**Work required**. Copy every record below exactly.

********************

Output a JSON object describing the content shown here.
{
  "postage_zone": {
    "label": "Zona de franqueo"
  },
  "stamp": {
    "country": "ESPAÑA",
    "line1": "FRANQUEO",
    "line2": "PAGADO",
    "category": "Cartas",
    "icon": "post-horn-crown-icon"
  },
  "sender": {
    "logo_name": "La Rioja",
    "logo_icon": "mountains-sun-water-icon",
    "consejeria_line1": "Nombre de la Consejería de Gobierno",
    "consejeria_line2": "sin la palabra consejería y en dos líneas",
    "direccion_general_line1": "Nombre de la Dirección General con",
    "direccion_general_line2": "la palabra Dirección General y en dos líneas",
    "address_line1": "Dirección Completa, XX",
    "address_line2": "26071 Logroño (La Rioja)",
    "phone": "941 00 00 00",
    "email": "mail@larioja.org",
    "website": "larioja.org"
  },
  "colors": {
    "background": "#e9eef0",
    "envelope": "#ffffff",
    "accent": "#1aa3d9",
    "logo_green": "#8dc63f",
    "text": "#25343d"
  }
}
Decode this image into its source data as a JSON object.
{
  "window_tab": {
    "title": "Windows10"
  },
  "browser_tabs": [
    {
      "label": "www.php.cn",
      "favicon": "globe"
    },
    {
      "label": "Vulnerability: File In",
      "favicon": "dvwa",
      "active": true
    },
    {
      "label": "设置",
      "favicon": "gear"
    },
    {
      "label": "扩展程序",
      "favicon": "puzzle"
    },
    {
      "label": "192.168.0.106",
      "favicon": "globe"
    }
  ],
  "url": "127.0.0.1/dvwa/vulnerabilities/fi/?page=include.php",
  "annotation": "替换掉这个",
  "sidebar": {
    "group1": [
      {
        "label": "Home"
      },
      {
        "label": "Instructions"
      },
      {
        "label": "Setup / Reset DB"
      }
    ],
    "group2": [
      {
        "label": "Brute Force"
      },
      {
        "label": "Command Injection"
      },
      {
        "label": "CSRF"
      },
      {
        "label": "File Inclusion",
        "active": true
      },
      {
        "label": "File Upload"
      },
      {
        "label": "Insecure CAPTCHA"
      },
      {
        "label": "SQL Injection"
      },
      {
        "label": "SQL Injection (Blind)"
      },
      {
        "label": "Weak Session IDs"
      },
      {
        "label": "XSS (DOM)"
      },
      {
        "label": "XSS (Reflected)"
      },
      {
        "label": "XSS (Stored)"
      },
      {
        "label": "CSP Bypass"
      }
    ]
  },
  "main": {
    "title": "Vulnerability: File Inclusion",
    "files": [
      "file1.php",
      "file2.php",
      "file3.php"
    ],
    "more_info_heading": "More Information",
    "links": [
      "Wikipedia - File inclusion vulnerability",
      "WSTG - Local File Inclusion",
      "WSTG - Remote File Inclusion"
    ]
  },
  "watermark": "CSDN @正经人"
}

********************

**The completed task**.
Output a JSON object describing the content shown here.
{
  "postage_zone": {
    "label": "Zona de franqueo"
  },
  "stamp": {
    "country": "ESPAÑA",
    "line1": "FRANQUEO",
    "line2": "PAGADO",
    "category": "Cartas",
    "icon": "post-horn-crown-icon"
  },
  "sender": {
    "logo_name": "La Rioja",
    "logo_icon": "mountains-sun-water-icon",
    "consejeria_line1": "Nombre de la Consejería de Gobierno",
    "consejeria_line2": "sin la palabra consejería y en dos líneas",
    "direccion_general_line1": "Nombre de la Dirección General con",
    "direccion_general_line2": "la palabra Dirección General y en dos líneas",
    "address_line1": "Dirección Completa, XX",
    "address_line2": "26071 Logroño (La Rioja)",
    "phone": "941 00 00 00",
    "email": "mail@larioja.org",
    "website": "larioja.org"
  },
  "colors": {
    "background": "#e9eef0",
    "envelope": "#ffffff",
    "accent": "#1aa3d9",
    "logo_green": "#8dc63f",
    "text": "#25343d"
  }
}
Decode this image into its source data as a JSON object.
{
  "window_tab": {
    "title": "Windows10"
  },
  "browser_tabs": [
    {
      "label": "www.php.cn",
      "favicon": "globe"
    },
    {
      "label": "Vulnerability: File In",
      "favicon": "dvwa",
      "active": true
    },
    {
      "label": "设置",
      "favicon": "gear"
    },
    {
      "label": "扩展程序",
      "favicon": "puzzle"
    },
    {
      "label": "192.168.0.106",
      "favicon": "globe"
    }
  ],
  "url": "127.0.0.1/dvwa/vulnerabilities/fi/?page=include.php",
  "annotation": "替换掉这个",
  "sidebar": {
    "group1": [
      {
        "label": "Home"
      },
      {
        "label": "Instructions"
      },
      {
        "label": "Setup / Reset DB"
      }
    ],
    "group2": [
      {
        "label": "Brute Force"
      },
      {
        "label": "Command Injection"
      },
      {
        "label": "CSRF"
      },
      {
        "label": "File Inclusion",
        "active": true
      },
      {
        "label": "File Upload"
      },
      {
        "label": "Insecure CAPTCHA"
      },
      {
        "label": "SQL Injection"
      },
      {
        "label": "SQL Injection (Blind)"
      },
      {
        "label": "Weak Session IDs"
      },
      {
        "label": "XSS (DOM)"
      },
      {
        "label": "XSS (Reflected)"
      },
      {
        "label": "XSS (Stored)"
      },
      {
        "label": "CSP Bypass"
      }
    ]
  },
  "main": {
    "title": "Vulnerability: File Inclusion",
    "files": [
      "file1.php",
      "file2.php",
      "file3.php"
    ],
    "more_info_heading": "More Information",
    "links": [
      "Wikipedia - File inclusion vulnerability",
      "WSTG - Local File Inclusion",
      "WSTG - Remote File Inclusion"
    ]
  },
  "watermark": "CSDN @正经人"
}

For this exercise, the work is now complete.